Editorial: A Chance At Unity?

The Buzzer Staff

On November 8th, 2020, former Vice-President Joseph Biden became the President-Elect of the United States, winning both the popular vote and the Electoral College to push him over the edge and beat President Donald Trump. In his first address to the nation following his win, he called for unity above all else.

This message could not be coming at a better time. Over the past years, America has seen divides deepen, hateful rhetoric become more common, and intense disagreements erupt over seemingly simple topics. 

The modern political ethos scorns compromise. In a world of dire issues, from climate change and racial injustice on the left to gun rights and economic freedom on the right, neither side is willing to give ground on their positions. It can seem like a total betrayal of principle to reconcile beliefs. Each seat in government, appointed or elected, has become territory to be lost or gained by one party or another. 

Perhaps, from a partisan perspective, this makes logical sense. With the Electoral College, executive power to appoint justices, and other political infrastructure, it is not necessary to reach a national consensus and win every vote. So long as a party can secure a majority, its priorities will become the priorities of the nation. 

Fundamental institutions of American democracy such as the Senate have lost sight of their intended purpose: educated debate and legislation for the overall benefit of the country. In his final time speaking on the Senate floor, the late John McCain, an Arizona senator and 2008 presidential candidate, spoke on the deep issues among his colleagues. “What have we to lose by trying to work together to find those solutions? We’re not getting much done apart. I don’t think any of us feels very proud of our incapacity. Merely preventing your political opponents from doing what they want isn’t the most inspiring work. There’s greater satisfaction in respecting our differences, but not letting them prevent agreements that don’t require abandonment of core principles, agreements made in good faith that help improve lives and protect the American people.

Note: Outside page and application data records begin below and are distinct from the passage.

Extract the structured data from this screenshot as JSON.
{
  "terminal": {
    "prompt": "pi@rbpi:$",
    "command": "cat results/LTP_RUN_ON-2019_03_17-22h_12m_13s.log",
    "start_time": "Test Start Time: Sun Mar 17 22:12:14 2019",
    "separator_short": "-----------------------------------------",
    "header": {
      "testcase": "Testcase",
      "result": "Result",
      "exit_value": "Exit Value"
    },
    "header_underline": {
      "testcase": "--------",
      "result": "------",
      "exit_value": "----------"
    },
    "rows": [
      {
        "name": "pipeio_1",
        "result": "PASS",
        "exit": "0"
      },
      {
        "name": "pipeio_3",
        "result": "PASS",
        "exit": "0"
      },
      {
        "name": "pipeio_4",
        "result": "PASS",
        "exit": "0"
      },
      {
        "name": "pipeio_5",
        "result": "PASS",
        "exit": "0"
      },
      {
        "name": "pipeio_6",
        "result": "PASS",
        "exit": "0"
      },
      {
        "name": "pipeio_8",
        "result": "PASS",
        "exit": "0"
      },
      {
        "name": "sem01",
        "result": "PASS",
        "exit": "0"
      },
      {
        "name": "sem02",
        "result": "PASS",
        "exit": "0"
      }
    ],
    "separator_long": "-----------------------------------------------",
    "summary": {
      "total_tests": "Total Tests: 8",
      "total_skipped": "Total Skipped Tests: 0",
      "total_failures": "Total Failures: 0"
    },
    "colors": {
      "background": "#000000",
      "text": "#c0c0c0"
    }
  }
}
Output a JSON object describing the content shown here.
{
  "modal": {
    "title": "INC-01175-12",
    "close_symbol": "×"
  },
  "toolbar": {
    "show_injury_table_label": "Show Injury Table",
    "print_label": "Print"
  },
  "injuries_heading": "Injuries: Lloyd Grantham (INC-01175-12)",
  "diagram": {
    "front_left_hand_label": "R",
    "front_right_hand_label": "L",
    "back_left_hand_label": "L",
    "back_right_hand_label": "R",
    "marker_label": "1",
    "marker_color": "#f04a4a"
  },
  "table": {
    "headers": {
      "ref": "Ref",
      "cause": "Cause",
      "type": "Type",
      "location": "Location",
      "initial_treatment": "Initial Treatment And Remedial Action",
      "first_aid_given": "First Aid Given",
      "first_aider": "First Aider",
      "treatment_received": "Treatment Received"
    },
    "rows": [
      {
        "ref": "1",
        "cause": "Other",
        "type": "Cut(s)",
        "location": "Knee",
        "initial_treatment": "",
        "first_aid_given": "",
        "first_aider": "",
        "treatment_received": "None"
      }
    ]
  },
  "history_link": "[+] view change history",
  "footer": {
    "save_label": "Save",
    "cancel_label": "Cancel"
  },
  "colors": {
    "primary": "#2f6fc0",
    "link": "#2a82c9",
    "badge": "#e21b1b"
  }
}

This division is not healthy. Leaving half the country ignored does nothing to foster a healthy relationship between both sides. Should the voices of the 70 million voters who support President Trump be silenced? Should society disregard left-leaning voters in Republican-majority states? 

There must be more of an effort to reach middle ground. President-elect Biden spoke of an “epiphany,” where certain voters who disagreed with him would take the time to understand his platform and perhaps change their mind. As he emphasized in his address, it’s time we “give each other a chance.” We need to start listening, trying to understand each other, finding the beliefs that we do share in common. Because we do share some, no matter how it might seem. As Biden said, “It’s time to heal America.” Here at The Buzzer, where we strive to bring the Hastings community together, we hope he succeeds in this endeavour. The country needs him to be a united force.